An enumeration represents a list of constant values, such as values for the days of the week. You can declare an enum type that defines the values and symbolic names for them. You can then refer to the values by name.
For example, you could declare an enum type for the days of the week, as follows:
enum-id DaysOfWeek as "DaysOfWeek". 01 binary-long. 78 Sunday value 0. *> optional, as 0 is the default 78 Monday. *> by default, this is value 1 78 Tuesday. *> by default, this is value 2 and so on 78 Wednesday. 78 Thursday. 78 Friday. 78 Saturday. end enum.
You can then refer to the enum type in your code, as follows:
set today to type DaysOfWeek::Monday
Where DaysOfWeek::Monday represents the binary-long value 1.
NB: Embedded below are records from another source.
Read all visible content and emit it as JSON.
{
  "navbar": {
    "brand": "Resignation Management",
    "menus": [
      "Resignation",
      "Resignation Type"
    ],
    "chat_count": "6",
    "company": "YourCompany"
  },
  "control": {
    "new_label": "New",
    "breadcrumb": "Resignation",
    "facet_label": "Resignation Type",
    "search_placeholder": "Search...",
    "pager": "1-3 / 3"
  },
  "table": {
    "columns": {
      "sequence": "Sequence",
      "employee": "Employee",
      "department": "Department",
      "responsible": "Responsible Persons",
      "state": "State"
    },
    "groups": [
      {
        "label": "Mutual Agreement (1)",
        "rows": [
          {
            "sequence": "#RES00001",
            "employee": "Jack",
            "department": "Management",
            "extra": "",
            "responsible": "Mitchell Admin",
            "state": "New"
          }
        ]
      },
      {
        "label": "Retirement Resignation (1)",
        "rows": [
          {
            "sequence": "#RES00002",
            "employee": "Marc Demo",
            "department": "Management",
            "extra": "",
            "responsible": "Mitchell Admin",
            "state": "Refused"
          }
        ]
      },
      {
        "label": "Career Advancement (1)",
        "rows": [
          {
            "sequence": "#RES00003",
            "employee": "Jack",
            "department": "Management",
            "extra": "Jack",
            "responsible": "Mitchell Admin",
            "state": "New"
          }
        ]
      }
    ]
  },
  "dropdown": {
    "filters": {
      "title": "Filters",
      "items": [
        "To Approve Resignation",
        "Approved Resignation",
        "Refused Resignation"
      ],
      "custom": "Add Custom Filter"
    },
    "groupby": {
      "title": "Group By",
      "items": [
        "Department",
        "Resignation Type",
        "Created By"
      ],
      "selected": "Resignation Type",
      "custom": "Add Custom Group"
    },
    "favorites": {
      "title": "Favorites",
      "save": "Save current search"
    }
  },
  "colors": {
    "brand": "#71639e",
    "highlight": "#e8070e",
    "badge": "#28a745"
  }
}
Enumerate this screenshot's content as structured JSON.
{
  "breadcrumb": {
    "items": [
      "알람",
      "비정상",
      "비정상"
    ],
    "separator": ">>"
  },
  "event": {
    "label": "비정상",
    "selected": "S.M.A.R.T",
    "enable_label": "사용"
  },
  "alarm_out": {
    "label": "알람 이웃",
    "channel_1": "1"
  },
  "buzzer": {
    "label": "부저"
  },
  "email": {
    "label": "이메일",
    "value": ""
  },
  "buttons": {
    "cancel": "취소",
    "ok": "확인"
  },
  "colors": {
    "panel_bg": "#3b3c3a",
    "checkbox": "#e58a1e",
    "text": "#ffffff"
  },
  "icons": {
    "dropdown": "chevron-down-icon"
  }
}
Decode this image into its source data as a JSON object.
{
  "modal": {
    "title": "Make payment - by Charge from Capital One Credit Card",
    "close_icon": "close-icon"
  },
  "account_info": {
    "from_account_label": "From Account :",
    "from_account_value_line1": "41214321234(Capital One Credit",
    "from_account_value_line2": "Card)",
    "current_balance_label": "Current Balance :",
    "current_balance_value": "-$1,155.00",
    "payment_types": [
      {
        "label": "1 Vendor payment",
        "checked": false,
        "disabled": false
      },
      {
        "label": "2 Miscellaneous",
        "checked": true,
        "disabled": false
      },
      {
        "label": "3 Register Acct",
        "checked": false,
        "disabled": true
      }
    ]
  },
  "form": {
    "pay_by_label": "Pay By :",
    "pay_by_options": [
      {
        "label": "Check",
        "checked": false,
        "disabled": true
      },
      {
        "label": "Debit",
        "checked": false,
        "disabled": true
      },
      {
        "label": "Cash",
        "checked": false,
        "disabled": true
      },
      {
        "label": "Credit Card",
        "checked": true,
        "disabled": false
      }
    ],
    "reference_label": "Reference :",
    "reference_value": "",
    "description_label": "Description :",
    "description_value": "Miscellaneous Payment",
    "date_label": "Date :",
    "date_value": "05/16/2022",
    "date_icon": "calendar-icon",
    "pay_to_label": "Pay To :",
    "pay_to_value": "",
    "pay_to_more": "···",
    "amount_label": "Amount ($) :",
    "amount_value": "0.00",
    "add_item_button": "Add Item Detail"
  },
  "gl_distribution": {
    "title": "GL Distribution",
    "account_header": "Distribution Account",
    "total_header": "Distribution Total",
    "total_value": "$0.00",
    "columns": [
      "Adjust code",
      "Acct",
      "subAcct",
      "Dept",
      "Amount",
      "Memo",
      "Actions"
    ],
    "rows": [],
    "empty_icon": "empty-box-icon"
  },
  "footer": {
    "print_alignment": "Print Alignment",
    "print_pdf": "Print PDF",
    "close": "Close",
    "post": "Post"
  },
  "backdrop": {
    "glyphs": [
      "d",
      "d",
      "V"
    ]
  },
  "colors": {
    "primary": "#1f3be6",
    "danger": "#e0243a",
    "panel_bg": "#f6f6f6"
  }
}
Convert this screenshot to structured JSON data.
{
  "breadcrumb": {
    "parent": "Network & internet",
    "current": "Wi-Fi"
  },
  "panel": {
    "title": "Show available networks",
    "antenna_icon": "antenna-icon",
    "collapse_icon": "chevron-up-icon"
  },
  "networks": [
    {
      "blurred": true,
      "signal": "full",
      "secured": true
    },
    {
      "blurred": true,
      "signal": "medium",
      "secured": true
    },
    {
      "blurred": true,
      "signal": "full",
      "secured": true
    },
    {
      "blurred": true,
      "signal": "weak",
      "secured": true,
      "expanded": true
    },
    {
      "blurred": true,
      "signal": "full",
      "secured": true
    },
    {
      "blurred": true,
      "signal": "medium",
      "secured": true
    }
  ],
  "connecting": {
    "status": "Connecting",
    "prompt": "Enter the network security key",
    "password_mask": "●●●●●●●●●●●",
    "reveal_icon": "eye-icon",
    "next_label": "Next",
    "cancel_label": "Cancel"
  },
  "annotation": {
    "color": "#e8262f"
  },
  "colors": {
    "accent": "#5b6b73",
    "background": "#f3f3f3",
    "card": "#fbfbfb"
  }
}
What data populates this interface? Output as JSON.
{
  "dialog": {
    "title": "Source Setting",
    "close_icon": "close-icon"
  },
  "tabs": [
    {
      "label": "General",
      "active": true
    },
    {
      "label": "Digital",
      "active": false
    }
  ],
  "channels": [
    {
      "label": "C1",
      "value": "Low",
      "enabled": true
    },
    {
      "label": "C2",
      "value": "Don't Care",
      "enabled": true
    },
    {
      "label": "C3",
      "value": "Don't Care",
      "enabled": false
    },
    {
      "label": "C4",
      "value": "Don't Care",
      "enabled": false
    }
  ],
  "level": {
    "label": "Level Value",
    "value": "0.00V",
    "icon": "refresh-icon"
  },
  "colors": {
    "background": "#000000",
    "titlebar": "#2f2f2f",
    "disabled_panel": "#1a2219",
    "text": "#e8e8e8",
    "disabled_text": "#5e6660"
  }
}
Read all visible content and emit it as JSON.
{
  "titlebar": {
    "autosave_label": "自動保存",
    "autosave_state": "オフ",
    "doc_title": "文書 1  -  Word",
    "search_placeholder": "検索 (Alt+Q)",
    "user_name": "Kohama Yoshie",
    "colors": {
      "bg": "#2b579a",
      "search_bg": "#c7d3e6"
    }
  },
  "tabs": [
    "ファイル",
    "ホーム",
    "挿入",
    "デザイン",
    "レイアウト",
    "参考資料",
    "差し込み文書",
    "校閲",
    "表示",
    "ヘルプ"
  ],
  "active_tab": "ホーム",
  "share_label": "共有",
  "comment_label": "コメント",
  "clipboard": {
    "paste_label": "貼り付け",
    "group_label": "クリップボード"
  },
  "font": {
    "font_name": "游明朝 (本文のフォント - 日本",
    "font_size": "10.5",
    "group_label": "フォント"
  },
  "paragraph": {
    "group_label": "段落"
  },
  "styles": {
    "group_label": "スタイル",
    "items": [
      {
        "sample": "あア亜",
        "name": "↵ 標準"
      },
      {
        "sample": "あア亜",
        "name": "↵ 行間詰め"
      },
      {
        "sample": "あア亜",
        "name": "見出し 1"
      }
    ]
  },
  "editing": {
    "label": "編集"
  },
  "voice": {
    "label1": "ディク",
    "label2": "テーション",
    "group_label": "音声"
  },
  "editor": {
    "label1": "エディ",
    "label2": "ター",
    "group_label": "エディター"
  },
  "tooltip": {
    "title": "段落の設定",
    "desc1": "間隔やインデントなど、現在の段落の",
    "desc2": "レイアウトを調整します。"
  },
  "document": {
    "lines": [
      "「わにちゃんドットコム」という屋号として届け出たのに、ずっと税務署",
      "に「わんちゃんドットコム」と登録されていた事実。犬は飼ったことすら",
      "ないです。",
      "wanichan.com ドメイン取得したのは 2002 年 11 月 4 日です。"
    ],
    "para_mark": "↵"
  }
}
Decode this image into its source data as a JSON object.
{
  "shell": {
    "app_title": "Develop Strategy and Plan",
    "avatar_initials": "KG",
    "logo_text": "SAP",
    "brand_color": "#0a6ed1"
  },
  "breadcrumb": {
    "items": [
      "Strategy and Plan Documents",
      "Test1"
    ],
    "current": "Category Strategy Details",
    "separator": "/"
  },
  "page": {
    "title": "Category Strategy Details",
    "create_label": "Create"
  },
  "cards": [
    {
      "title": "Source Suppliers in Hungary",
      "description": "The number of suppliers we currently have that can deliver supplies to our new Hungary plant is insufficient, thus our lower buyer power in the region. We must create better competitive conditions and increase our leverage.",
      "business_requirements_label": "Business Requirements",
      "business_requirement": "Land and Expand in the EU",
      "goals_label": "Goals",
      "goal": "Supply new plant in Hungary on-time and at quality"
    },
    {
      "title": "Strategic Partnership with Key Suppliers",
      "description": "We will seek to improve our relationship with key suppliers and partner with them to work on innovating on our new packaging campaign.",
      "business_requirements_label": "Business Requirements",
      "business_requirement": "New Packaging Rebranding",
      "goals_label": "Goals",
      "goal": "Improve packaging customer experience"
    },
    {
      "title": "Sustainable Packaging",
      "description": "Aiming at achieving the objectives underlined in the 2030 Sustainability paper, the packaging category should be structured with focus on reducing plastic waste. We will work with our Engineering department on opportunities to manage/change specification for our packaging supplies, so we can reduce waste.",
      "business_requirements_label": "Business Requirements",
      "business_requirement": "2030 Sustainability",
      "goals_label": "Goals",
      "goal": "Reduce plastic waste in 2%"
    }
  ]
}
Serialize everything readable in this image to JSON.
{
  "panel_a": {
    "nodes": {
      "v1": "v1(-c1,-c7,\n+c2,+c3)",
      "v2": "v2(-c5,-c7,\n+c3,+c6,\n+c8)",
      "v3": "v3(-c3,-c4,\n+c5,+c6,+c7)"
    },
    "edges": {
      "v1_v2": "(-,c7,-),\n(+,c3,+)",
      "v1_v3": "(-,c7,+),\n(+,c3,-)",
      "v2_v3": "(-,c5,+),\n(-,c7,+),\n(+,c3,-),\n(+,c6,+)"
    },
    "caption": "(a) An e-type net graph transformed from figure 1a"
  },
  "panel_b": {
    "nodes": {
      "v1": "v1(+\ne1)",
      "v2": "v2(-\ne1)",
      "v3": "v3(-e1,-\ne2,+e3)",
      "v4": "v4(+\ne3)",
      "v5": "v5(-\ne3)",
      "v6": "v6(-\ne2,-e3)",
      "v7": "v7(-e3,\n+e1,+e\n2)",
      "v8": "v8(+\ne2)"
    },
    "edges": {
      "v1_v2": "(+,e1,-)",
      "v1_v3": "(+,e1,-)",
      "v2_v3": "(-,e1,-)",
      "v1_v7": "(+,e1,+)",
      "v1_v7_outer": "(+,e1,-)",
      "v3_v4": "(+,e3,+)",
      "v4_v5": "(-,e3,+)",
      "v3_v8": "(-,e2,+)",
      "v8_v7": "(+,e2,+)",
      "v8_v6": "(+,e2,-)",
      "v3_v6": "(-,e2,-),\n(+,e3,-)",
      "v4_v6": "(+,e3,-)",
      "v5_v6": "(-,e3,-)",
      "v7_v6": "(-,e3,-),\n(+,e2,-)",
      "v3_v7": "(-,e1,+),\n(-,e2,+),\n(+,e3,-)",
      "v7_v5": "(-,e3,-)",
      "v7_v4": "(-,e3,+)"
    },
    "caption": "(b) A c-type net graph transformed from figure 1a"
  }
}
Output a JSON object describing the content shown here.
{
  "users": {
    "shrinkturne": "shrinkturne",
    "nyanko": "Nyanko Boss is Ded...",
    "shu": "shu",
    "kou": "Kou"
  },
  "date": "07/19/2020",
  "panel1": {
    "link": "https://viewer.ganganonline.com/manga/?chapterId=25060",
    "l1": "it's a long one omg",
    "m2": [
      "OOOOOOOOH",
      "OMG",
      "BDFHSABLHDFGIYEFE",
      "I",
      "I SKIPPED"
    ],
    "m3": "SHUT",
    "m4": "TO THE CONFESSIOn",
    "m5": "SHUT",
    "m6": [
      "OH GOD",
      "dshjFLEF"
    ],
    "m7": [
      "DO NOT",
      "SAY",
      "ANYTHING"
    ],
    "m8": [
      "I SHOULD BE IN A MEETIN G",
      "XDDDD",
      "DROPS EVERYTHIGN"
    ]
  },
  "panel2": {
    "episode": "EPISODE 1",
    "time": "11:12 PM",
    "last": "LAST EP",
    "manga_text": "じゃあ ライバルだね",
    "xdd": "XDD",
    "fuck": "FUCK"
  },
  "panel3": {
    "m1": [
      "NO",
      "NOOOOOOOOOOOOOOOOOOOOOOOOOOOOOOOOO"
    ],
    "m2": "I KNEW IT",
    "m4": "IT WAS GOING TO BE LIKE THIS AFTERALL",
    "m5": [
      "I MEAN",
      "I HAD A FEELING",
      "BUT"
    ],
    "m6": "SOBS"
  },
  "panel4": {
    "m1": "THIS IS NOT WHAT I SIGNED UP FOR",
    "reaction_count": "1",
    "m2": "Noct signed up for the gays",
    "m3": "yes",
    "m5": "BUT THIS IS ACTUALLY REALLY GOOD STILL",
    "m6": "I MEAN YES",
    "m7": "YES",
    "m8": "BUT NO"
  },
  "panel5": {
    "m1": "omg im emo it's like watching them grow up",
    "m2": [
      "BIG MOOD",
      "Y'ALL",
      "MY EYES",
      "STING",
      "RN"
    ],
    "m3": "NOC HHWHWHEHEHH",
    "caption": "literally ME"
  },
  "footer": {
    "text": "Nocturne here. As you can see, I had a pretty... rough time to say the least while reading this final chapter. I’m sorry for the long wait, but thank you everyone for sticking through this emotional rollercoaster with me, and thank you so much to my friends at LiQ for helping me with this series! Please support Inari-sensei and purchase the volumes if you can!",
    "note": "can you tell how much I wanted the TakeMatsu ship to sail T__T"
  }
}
The Compiler adds a static method called 'values' that returns an array containing the values of the enum. You can use this method together with the PERFORM THROUGH construct to iterate over the values of an enum type.
You declare an enum using the ENUM-ID paragraph. This is followed by a working-storage section consisting of:
In .NET, you need to set the attribute System.FlagsAttribute. This attribute applied to an enum means that the distinct values are to be regarded as bit settings, and can therefore be combined. For example:
enum-id DaysOfWeek attribute System.FlagsAttribute.